Nearly anyone who has spent considerable time in the woods this summer has later discovered they carried a visitor back with them — one the size of a freckle who latches on for dear life. Ticks are not uncommon in Kentucky, though Lyme disease, which is spread through the bite of a black-legged deer tick, is not commonly seen in the state.
But those numbers are likely under-reported, Keiara Carr reports for The Courier-Journal, in part because "Current medical guidelines say the disease is so rare in Kentucky that doctors should look for alternative causes for symptoms that might suggest Lyme disease."
Only five cases were reported in Kentucky in each of the past two years and there was just one case in 2009. But it's likely cases went under-reported because doctors don't give the blood test that diagnoses Lyme. They just don't feel it's necessary given the rarity of the disease in the area, Carr reports.
But Mike Gatton of Louisville knows all too well that it's possible. He got bitten by a tick while mowing his lawn two years ago. He developed a rash on his leg but when he went to the doctor he was tested for a variety of diseases, including West Nile, multiple sclerosis and Lou Gehrig disease, but not Lyme. "I was feeling more and more fatigued. I was having severe headaches. I was really concerned," he said.
When he got another tick bite a year ago and had the same reaction he had to the first bite, he put the tick in a vial and brought it to his doctor, who still dismissed the possibility of Lyme. He is now being treated with antibiotics he takes intravenously.
Symptoms of Lyme disease include fever, headache and fatigue. Sometimes, a rash that looks like a bull's eye around the tick bite can develop. Usually, people get better with large doses of antibiotics. If left untreated, "the infection can be painful and debilitating, causing arthritis or spreading to the heart and nervous system," Carr reports.

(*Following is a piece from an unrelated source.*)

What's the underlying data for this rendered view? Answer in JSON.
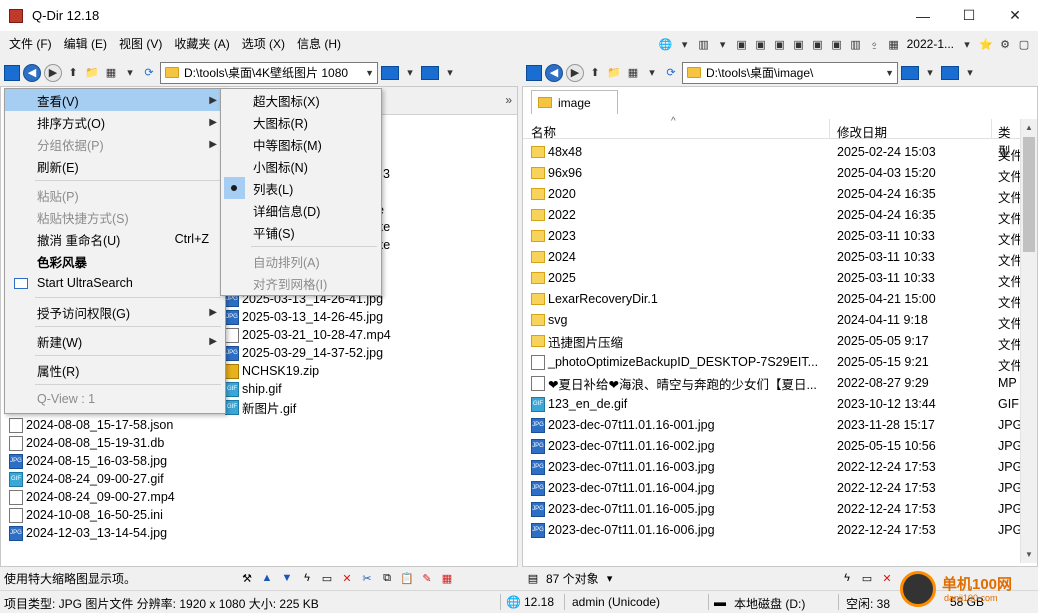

Guidelines by the Infectious Disease Society of America "to help doctors decide if a patient is eligible for treatment say the patient should have received the tick bite in an 'endemic area," Carr reports, which makes sense according to Paul Mead, a consulting physician for the Centers for Disease Control and Prevention. "For example, a physician in Africa evaluating a child for fever should have malaria at the top of his list; a physician in Kentucky should not," he said. (Read more)